Tuesday, January 8, 2013

Written Communication in our High-Tech World

Communication in the workplace should be clear and professional but today’s written communication is often scattered with pop culture references and jargon. The writer needs to be taken seriously and the use of proper grammar and sentence structure does influence your audience. Take pride in all communication while also allowing it to reflect some personality.

Dictionary.com defines pop culture as “cultural activities or commercial products reflecting, suited to, or aimed at the tastes of the general masses of people.” Often influenced by the media, society is swayed by these cultural trends and they become a powerful influence in our communication.
There are 3.1 billion email accounts worldwide and the corporate email user receives and sends an average of 112 emails per day (pingdom.com, 2012). Some key elements of effective written communication, including email, are:
  • Know your audience and target your communication accordingly
  • Use good formatting techniques (readable fonts and good layout)
  • Use good grammar and proof your document
  • Be clear and concise – get to the point
  • Summarize lengthy correspondence
  • Close with your contact information
Using abbreviations and acronyms can also have its place in written communication such as social media and email.

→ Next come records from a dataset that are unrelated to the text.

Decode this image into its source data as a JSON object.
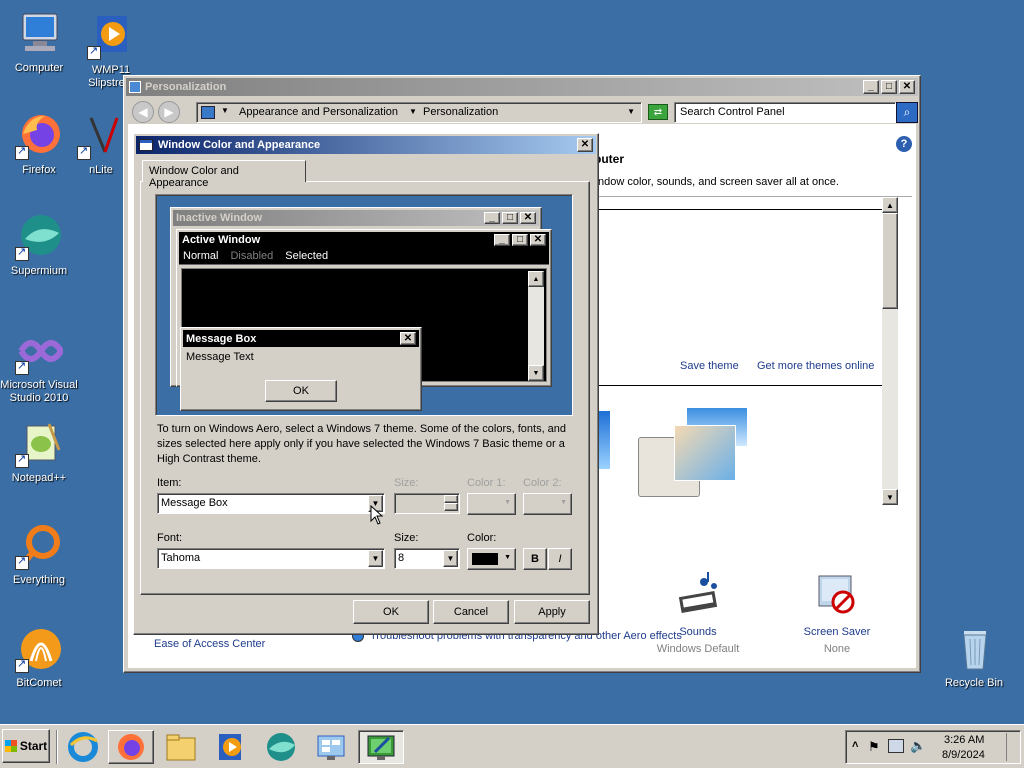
{
  "desktop": {
    "icons": [
      {
        "label": "Computer",
        "icon": "computer-icon"
      },
      {
        "label": "WMP11 Slipstre...",
        "icon": "wmp-icon"
      },
      {
        "label": "Firefox",
        "icon": "firefox-icon"
      },
      {
        "label": "nLite",
        "icon": "nlite-icon"
      },
      {
        "label": "Supermium",
        "icon": "supermium-icon"
      },
      {
        "label": "Microsoft Visual Studio 2010",
        "icon": "visual-studio-icon"
      },
      {
        "label": "Notepad++",
        "icon": "notepadpp-icon"
      },
      {
        "label": "Everything",
        "icon": "everything-icon"
      },
      {
        "label": "BitComet",
        "icon": "bitcomet-icon"
      },
      {
        "label": "Recycle Bin",
        "icon": "recycle-bin-icon"
      }
    ]
  },
  "personalization": {
    "title": "Personalization",
    "breadcrumb": [
      "Appearance and Personalization",
      "Personalization"
    ],
    "search_placeholder": "Search Control Panel",
    "heading_partial": "puter",
    "subtitle_partial": "ndow color, sounds, and screen saver all at once.",
    "save_theme": "Save theme",
    "get_more_themes": "Get more themes online",
    "sounds_label": "Sounds",
    "sounds_value": "Windows Default",
    "screensaver_label": "Screen Saver",
    "screensaver_value": "None",
    "ease_of_access": "Ease of Access Center",
    "troubleshoot": "Troubleshoot problems with transparency and other Aero effects"
  },
  "dialog": {
    "title": "Window Color and Appearance",
    "tab": "Window Color and Appearance",
    "preview": {
      "inactive_title": "Inactive Window",
      "active_title": "Active Window",
      "menu_normal": "Normal",
      "menu_disabled": "Disabled",
      "menu_selected": "Selected",
      "msgbox_title": "Message Box",
      "msgbox_text": "Message Text",
      "msgbox_ok": "OK"
    },
    "info_text": "To turn on Windows Aero, select a Windows 7 theme.  Some of the colors, fonts, and sizes selected here apply only if you have selected the Windows 7 Basic theme or a High Contrast theme.",
    "item_label": "Item:",
    "item_value": "Message Box",
    "size_label": "Size:",
    "color1_label": "Color 1:",
    "color2_label": "Color 2:",
    "font_label": "Font:",
    "font_value": "Tahoma",
    "font_size_label": "Size:",
    "font_size_value": "8",
    "font_color_label": "Color:",
    "bold_label": "B",
    "italic_label": "I",
    "ok": "OK",
    "cancel": "Cancel",
    "apply": "Apply"
  },
  "taskbar": {
    "start": "Start",
    "time": "3:26 AM",
    "date": "8/9/2024"
  },
  "colors": {
    "desktop": "#3a6ea5",
    "active_title": "#0a246a",
    "face": "#d4d0c8"
  }
}
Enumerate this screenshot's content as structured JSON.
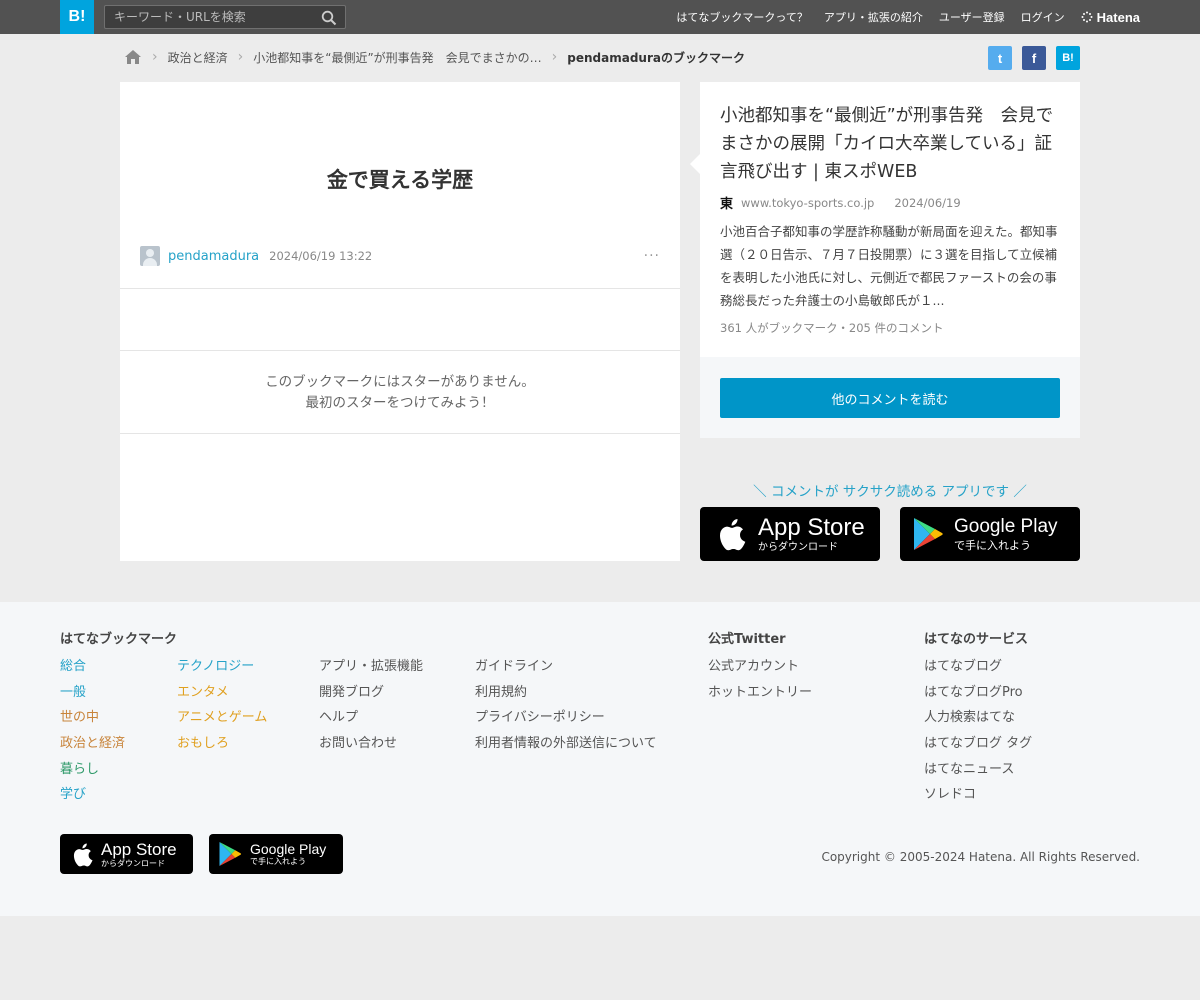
{
  "header": {
    "logo_text": "B!",
    "search_placeholder": "キーワード・URLを検索",
    "nav": [
      "はてなブックマークって？",
      "アプリ・拡張の紹介",
      "ユーザー登録",
      "ログイン"
    ],
    "brand": "Hatena"
  },
  "breadcrumb": {
    "items": [
      "政治と経済",
      "小池都知事を“最側近”が刑事告発　会見でまさかの…"
    ],
    "current": "pendamaduraのブックマーク"
  },
  "share": {
    "twitter_glyph": "t",
    "facebook_glyph": "f",
    "hatena_glyph": "B!"
  },
  "bookmark": {
    "comment": "金で買える学歴",
    "user": "pendamadura",
    "datetime": "2024/06/19 13:22",
    "more": "···",
    "no_star_line1": "このブックマークにはスターがありません。",
    "no_star_line2": "最初のスターをつけてみよう！"
  },
  "entry": {
    "title": "小池都知事を“最側近”が刑事告発　会見でまさかの展開「カイロ大卒業している」証言飛び出す | 東スポWEB",
    "favicon": "東",
    "domain": "www.tokyo-sports.co.jp",
    "date": "2024/06/19",
    "description": "小池百合子都知事の学歴詐称騒動が新局面を迎えた。都知事選（２０日告示、７月７日投開票）に３選を目指して立候補を表明した小池氏に対し、元側近で都民ファーストの会の事務総長だった弁護士の小島敏郎氏が１...",
    "counts": "361 人がブックマーク・205 件のコメント",
    "read_button": "他のコメントを読む"
  },
  "promo": {
    "text": "＼ コメントが サクサク読める アプリです ／",
    "appstore_main": "App Store",
    "appstore_sub": "からダウンロード",
    "googleplay_main": "Google Play",
    "googleplay_sub": "で手に入れよう"
  },
  "footer": {
    "col1_title": "はてなブックマーク",
    "categories_a": [
      {
        "label": "総合",
        "color": "#25a2c8"
      },
      {
        "label": "一般",
        "color": "#25a2c8"
      },
      {
        "label": "世の中",
        "color": "#c8843a"
      },
      {
        "label": "政治と経済",
        "color": "#c8843a"
      },
      {
        "label": "暮らし",
        "color": "#2f9a6a"
      },
      {
        "label": "学び",
        "color": "#25a2c8"
      }
    ],
    "categories_b": [
      {
        "label": "テクノロジー",
        "color": "#25a2c8"
      },
      {
        "label": "エンタメ",
        "color": "#e0a020"
      },
      {
        "label": "アニメとゲーム",
        "color": "#e0a020"
      },
      {
        "label": "おもしろ",
        "color": "#e0a020"
      }
    ],
    "links_c": [
      "アプリ・拡張機能",
      "開発ブログ",
      "ヘルプ",
      "お問い合わせ"
    ],
    "links_d": [
      "ガイドライン",
      "利用規約",
      "プライバシーポリシー",
      "利用者情報の外部送信について"
    ],
    "twitter_title": "公式Twitter",
    "twitter_links": [
      "公式アカウント",
      "ホットエントリー"
    ],
    "services_title": "はてなのサービス",
    "services": [
      "はてなブログ",
      "はてなブログPro",
      "人力検索はてな",
      "はてなブログ タグ",
      "はてなニュース",
      "ソレドコ"
    ],
    "copyright": "Copyright © 2005-2024 Hatena. All Rights Reserved."
  }
}
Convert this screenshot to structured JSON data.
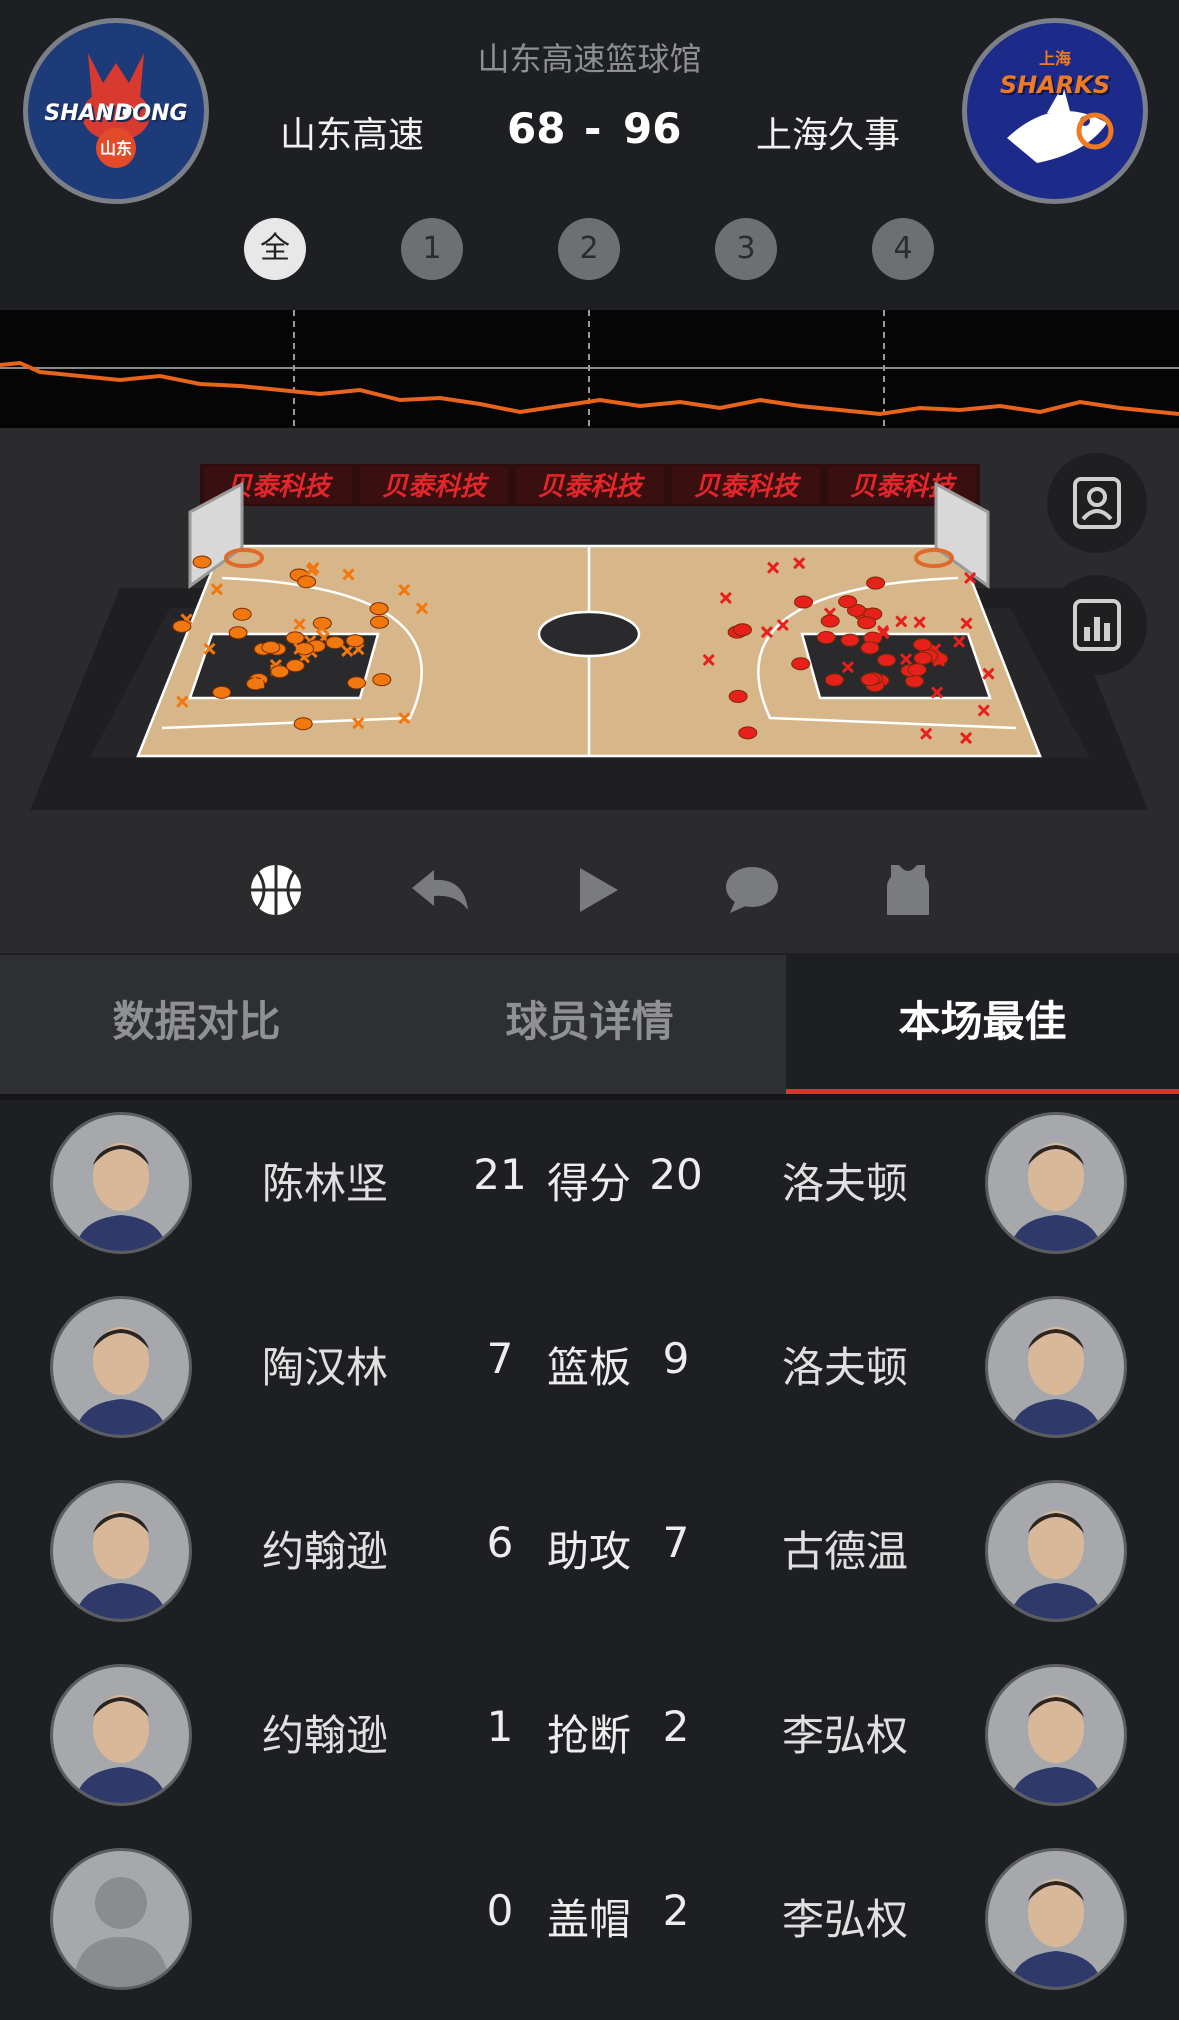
{
  "header": {
    "venue": "山东高速篮球馆",
    "home": {
      "name": "山东高速",
      "score": "68",
      "logo_text": "SHANDONG",
      "logo_sub": "山东",
      "logo_color": "#1d3b78"
    },
    "away": {
      "name": "上海久事",
      "score": "96",
      "logo_text": "SHARKS",
      "logo_sub": "上海",
      "logo_color": "#1c2a8a"
    },
    "score_sep": "-",
    "periods": [
      {
        "label": "全",
        "active": true
      },
      {
        "label": "1",
        "active": false
      },
      {
        "label": "2",
        "active": false
      },
      {
        "label": "3",
        "active": false
      },
      {
        "label": "4",
        "active": false
      }
    ]
  },
  "trend": {
    "line_color": "#e8631c"
  },
  "court": {
    "sponsor_text": "贝泰科技",
    "home_shot_color": "#f0780f",
    "away_shot_color": "#e8201c",
    "side_buttons": [
      {
        "icon": "player-card-icon"
      },
      {
        "icon": "stats-chart-icon"
      }
    ]
  },
  "toolbar": [
    {
      "icon": "basketball-icon",
      "active": true
    },
    {
      "icon": "rewind-icon",
      "active": false
    },
    {
      "icon": "play-icon",
      "active": false
    },
    {
      "icon": "comment-icon",
      "active": false
    },
    {
      "icon": "jersey-icon",
      "active": false
    }
  ],
  "tabs": [
    {
      "label": "数据对比",
      "active": false
    },
    {
      "label": "球员详情",
      "active": false
    },
    {
      "label": "本场最佳",
      "active": true
    }
  ],
  "accent": "#e2302e",
  "best": [
    {
      "left_name": "陈林坚",
      "left_value": "21",
      "stat": "得分",
      "right_value": "20",
      "right_name": "洛夫顿"
    },
    {
      "left_name": "陶汉林",
      "left_value": "7",
      "stat": "篮板",
      "right_value": "9",
      "right_name": "洛夫顿"
    },
    {
      "left_name": "约翰逊",
      "left_value": "6",
      "stat": "助攻",
      "right_value": "7",
      "right_name": "古德温"
    },
    {
      "left_name": "约翰逊",
      "left_value": "1",
      "stat": "抢断",
      "right_value": "2",
      "right_name": "李弘权"
    },
    {
      "left_name": "",
      "left_value": "0",
      "stat": "盖帽",
      "right_value": "2",
      "right_name": "李弘权"
    }
  ]
}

While it may be understandable to use the three letters “lol” to abbreviate “laughing out loud” in a casual correspondence, some abbreviations can be confusing and your reader may wonder if you truly know how to spell. For example, email correspondence using the abbreviation “2” can have many meanings: two, to or too. Spelling the word “what” as “wut” may not leave the lasting impression you’d like. There is no need to confuse the reader or require that they determine your intent.
In the South we have our own culture and slang. For example most Southerners use the term “ya’ll” when referring to you or you guys and “ain’t” is often used for emphasis or in casual conversation. These terms may be common in verbal communication but consider the audience and setting when using Southern slang in your professional correspondence. First, you want to impress and then you can win them over with your Southern charm!
Shelia White,
Director of University Communications


1 comment:

  1. This is a great post on an important topic. Well Done Shelia!